What Ritchie shows in his dissertation is that these loop functions are exactly what is needed to produce Gödel's primitive recursive functions, and only these functions; just those functions of Grzegorczyk hierarchy. Gödel held out his recursive functions as eminently computable, and Ritchie showed that loop programs were just the right tools for that job. Ritchie's dissertation shows that the degree of “nestedness" of loop programs—the depth of loops within loops—is a measure of computational complexity for them, as well as a gauge for how much time is required for their computation. Further, he shows that assessing loop programs by their depth of loops is exactly equivalent to Grzegorczyk's hierarchy. The rate of growth of primitive recursive functions is indeed related to their computational complexity; in fact, they are identical.
As Meyer recalls:
Loop programs made into a very simple model that any computer scientist could understand instantly, something that the traditional formulation…in terms for primitive recursive hierarchies…with very elaborate logician's notation for complicated syntax and so on that would make anybody's eyes glaze over-Suddenly you had a three-line, four-line computer science description of loop programs.
While, as we have seen, Ritchie's development of this loop program approach to computer science never made it out into the world through his dissertation, it did nevertheless make it into the literature in a joint publication with Albert Meyer in 1967.
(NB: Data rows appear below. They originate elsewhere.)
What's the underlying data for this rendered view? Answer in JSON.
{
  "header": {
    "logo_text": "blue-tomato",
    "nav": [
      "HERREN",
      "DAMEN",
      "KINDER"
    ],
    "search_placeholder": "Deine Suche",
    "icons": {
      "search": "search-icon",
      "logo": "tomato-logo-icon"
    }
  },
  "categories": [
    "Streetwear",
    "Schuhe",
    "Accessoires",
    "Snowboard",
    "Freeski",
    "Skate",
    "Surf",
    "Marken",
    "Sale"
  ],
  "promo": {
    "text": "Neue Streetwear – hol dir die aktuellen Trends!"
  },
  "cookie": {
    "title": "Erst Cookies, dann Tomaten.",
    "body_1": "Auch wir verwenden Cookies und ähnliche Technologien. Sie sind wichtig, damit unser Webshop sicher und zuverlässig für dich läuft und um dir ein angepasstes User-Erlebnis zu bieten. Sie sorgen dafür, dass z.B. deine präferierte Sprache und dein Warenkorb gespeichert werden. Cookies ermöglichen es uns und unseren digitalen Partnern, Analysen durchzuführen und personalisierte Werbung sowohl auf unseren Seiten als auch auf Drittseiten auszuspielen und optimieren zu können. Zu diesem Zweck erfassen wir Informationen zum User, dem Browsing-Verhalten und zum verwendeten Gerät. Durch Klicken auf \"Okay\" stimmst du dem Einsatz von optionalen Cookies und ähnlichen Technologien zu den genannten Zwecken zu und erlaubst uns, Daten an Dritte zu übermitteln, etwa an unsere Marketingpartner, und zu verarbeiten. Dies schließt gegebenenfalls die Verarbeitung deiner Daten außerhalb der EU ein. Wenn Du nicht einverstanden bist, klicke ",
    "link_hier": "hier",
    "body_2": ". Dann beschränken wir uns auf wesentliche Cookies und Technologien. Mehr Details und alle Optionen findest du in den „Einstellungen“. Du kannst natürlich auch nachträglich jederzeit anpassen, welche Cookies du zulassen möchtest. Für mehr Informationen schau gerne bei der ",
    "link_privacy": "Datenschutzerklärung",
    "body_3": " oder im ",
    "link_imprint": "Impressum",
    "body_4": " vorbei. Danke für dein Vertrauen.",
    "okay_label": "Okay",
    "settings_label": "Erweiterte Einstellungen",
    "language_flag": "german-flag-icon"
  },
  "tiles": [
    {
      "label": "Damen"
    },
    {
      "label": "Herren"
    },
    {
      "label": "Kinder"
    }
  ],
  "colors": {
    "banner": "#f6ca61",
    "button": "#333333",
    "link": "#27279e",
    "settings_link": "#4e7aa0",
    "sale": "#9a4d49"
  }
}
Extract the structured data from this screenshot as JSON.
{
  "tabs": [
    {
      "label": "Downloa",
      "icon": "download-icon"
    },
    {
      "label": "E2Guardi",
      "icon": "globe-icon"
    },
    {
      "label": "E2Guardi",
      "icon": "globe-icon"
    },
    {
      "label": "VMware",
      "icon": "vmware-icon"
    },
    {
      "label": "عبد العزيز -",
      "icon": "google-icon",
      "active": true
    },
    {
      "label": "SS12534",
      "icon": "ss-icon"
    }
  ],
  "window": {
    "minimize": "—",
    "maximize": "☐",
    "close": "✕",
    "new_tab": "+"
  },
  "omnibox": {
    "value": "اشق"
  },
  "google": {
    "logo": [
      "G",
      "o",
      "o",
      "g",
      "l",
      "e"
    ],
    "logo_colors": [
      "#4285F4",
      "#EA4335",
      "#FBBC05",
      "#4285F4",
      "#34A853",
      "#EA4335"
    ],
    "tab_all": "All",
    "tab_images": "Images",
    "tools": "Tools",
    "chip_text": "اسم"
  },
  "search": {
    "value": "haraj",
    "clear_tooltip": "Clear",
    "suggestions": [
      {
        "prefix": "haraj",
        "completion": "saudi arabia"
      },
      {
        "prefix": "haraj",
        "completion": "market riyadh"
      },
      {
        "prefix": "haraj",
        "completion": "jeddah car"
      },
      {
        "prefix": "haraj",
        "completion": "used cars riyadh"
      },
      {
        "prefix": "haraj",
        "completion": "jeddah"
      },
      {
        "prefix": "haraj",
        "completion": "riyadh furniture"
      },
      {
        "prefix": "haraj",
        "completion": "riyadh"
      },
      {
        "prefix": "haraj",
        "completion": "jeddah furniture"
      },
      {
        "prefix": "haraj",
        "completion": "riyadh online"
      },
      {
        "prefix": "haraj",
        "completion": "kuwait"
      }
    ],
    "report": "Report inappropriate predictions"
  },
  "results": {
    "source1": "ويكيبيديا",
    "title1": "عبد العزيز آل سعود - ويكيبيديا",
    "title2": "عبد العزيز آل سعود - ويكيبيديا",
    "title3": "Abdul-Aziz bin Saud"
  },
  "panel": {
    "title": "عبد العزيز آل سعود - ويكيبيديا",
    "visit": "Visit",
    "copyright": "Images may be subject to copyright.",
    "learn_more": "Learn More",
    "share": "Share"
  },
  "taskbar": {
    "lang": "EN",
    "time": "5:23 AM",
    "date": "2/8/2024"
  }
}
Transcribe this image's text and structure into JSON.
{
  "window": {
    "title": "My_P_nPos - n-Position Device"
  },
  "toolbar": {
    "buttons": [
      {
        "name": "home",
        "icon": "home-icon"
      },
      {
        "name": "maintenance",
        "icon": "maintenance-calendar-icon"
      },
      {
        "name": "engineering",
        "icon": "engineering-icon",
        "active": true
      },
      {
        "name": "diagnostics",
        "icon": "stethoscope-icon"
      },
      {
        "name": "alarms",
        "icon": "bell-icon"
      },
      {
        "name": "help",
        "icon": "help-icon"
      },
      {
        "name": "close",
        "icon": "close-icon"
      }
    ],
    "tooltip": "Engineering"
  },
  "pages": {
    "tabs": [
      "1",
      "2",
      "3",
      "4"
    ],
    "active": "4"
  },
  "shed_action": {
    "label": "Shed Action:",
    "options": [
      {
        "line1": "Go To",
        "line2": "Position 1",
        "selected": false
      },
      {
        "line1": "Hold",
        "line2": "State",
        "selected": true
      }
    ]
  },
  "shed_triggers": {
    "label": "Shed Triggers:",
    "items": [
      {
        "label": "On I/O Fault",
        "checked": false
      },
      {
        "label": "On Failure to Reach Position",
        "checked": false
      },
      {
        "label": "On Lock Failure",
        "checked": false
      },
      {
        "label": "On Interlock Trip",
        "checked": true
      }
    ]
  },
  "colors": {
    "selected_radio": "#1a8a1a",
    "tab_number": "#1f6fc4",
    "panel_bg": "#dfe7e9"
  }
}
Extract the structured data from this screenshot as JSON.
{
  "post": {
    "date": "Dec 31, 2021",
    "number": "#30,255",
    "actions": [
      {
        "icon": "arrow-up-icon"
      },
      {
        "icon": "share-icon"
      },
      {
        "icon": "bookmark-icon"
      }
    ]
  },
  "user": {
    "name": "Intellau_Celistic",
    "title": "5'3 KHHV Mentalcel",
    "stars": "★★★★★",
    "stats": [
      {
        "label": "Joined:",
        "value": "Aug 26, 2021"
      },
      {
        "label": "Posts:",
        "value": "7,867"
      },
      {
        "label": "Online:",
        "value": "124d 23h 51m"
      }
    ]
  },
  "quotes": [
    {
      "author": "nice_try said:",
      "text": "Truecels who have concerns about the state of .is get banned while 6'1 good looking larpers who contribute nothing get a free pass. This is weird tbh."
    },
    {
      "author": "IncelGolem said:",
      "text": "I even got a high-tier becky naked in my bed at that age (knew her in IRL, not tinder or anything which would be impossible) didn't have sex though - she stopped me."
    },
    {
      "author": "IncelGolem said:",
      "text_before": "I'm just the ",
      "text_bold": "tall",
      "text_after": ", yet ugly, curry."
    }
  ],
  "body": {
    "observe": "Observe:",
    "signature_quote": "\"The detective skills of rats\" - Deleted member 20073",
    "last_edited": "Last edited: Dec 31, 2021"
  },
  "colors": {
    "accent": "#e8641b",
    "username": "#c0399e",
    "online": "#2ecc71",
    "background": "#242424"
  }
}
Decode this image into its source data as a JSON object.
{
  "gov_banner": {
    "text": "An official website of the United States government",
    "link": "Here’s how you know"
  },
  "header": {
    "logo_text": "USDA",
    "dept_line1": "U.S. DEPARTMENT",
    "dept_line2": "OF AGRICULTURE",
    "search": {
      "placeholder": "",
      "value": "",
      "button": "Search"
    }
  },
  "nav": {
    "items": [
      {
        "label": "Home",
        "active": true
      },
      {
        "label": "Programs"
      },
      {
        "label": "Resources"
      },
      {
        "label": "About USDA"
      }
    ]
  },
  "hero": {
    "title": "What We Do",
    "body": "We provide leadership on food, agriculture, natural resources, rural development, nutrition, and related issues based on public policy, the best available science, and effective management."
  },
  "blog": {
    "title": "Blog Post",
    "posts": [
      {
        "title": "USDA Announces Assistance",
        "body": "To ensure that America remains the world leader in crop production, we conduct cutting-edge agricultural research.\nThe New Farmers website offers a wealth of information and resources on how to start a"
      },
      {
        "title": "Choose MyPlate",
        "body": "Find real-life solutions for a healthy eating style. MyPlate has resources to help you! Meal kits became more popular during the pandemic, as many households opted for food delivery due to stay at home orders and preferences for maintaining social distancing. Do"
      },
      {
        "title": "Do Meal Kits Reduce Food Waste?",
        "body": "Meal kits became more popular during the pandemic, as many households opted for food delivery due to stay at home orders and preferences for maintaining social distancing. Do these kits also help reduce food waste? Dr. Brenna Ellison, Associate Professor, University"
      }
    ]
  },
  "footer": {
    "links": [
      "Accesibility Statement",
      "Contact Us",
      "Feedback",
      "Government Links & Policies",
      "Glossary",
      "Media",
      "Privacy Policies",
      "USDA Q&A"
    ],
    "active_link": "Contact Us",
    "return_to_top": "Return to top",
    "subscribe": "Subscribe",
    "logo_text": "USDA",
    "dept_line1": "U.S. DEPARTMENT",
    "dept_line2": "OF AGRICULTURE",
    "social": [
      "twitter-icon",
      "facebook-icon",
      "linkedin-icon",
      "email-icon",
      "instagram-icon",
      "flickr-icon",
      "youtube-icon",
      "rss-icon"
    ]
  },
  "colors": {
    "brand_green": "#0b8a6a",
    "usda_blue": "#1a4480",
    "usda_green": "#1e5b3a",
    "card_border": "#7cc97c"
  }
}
[Dennis] was a very sweet, easy going, unpretentious guy. Clearly very smart, but also kind of taciturn . . . So we talked a little, and we talked about this paper that we wrote together, which I wrote, I believe. I don't think he wrote it at all, but he read it . . . he read and made comments . . . and he explained loop programs to me.
The paper, “The Complexity of Loop Programs" [subscription required], was published by the ACM in 1967, and was an important step in the launch of a highly productive and regarded career in theoretical computer science by Meyer. But it was a point of departure for and with Ritchie. As Meyer recalls:
It was a disappointment. I would have loved to collaborate with him, because he seemed like a smart, nice guy who'd be fun to work with, but yeah, you know, he was already doing other things. He was staying up all night playing Spacewar!
At the start of this essay, we noted that in his biographical statement on his website, Ritchie quipped, “My graduate school experience convinced me that I was not smart enough to be an expert in the theory of algorithms and also that I liked procedural languages better than functional ones." While his predilection for procedural languages is without question, our exploration of his lost dissertation puts the lie to his self-assessment that he was not smart enough for theoretical computer science. More likely, Ritchie's graduate school experience was one in which the lure of the theoretical gave way to the enchantments of implementation, of building new systems and new languages as a way to explore the bounds, nature, and possibilities of computing.
Editor's note: This post originally appeared on the blog of the Computer History Museum.
David C. Brock is a historian of technology, director of curatorial affairs at the Computer History Museum, and director of CHM’s Software History Center. He focuses on histories of computing and semiconductors as well as on oral history and is occasionally lucky enough to use the restored Alto in the museum’s Shustek Research Archives. He is the coauthor of Moore’s Law: The Life of Gordon Moore, Silicon Valley’s Quiet Revolutionary (Basic Books, 2015) and Makers of the Microchip(The MIT Press, 2022). He is on Twitter @dcbrock and on the Fediverse @email@example.com.